Really, we shouldn't even be surprised if there are people in the Christian category who are still nasty and not yet nice because it is highly likely that there are more nasty people turning to Christ than there are nice ones. "If you have sound nerves and intelligence and health and popularity and a good upbringing, you are likely to be quite satisfied with your character as it is. 'Why drag God into it?' you may ask. A certain level of good conduct comes fairly easily to you. You are not one of those wretched creatures who are always being tripped up by sex, or dipsomania, or nervousness, or bad temper. Everyone says you are a nice chap and (between ourselves) you agree with them. You are quite likely to believe all this niceness is your own doing: and you may easily not feel the need for any better kind of goodness."
On the other hand, "it is very different for the nasty people - the little, low, timid, warped, thin-blooded, lonely people, or the passionate, sensual, unbalanced people. If they make any attempt at goodness at all, they learn, in double quick time, that they need help. It is Christ or nothing for them. It is taking up the cross and following - or else despair. They are the lost sheep; He came specially to find them."
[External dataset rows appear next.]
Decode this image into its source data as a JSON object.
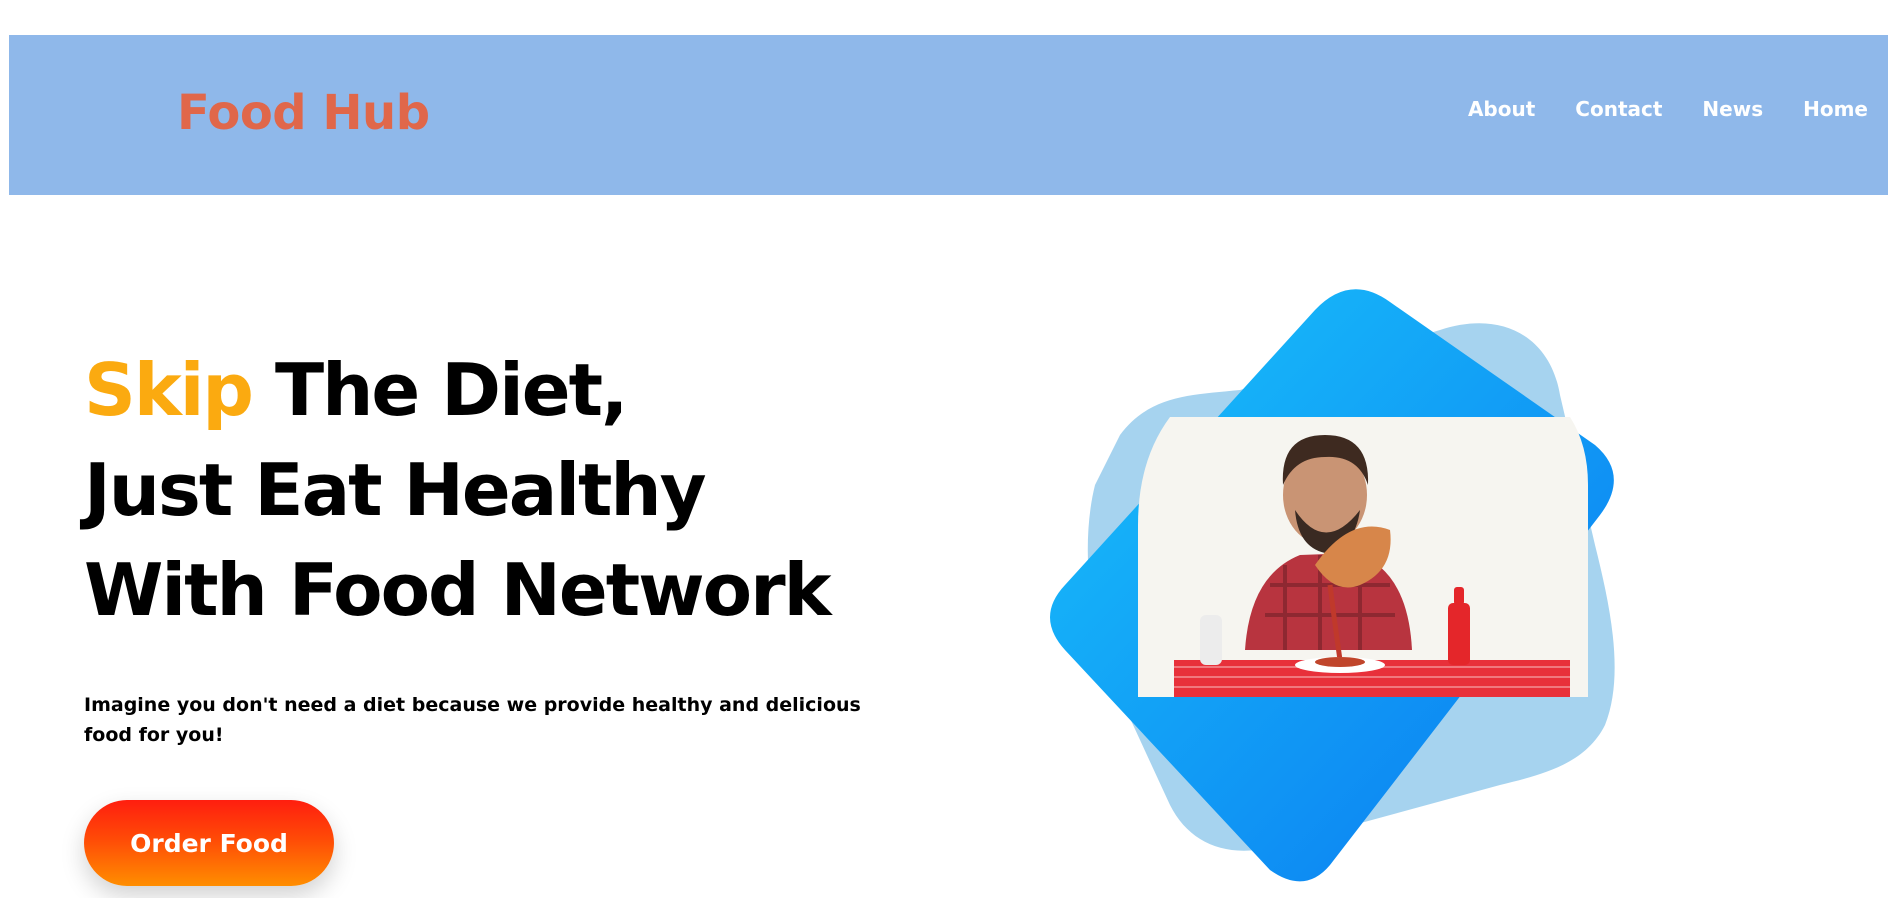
{
  "header": {
    "logo": "Food Hub",
    "nav": [
      "About",
      "Contact",
      "News",
      "Home"
    ]
  },
  "hero": {
    "title_accent": "Skip",
    "title_line1_rest": " The Diet,",
    "title_line2": "Just Eat Healthy",
    "title_line3": "With Food Network",
    "description": "Imagine you don't need a diet because we provide healthy and delicious food for you!",
    "cta_label": "Order Food"
  },
  "colors": {
    "header_bg": "#8fb8ea",
    "logo": "#e0674a",
    "accent": "#fbaa10",
    "button_top": "#ff1e0f",
    "button_bottom": "#ff8e00",
    "blob_light": "#a6d3ef",
    "blob_dark": "#0a88f4"
  }
}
"If what you want is an argument against Christianity (and I well remember how eagerly I looked for such arguments when I began to be afraid it was true) you can easily find some stupid and unsatisfactory Christian and say, 'So there's your boasted new man! Give me the old kind.' But if once you have begun to see that Christianity is on other grounds probable, you will know in your heart that this is only evading the issue. What can you ever really know of other people's souls - of their temptations, their opportunities, their struggles? One soul in the whole creation you do know: and it is the only one whose fate is placed in your hands. If there is a God, you are, in a sense, alone with Him. You cannot put Him off with speculations about your next door neighbors or memories of what you have read in books. What will all that chatter and hearsay count (will you even be able to remember it?) when the anesthetic fog which we call 'nature' or 'the real world' fades away and the Presence in which you have always stood becomes palpable, immediate, and unavoidable?"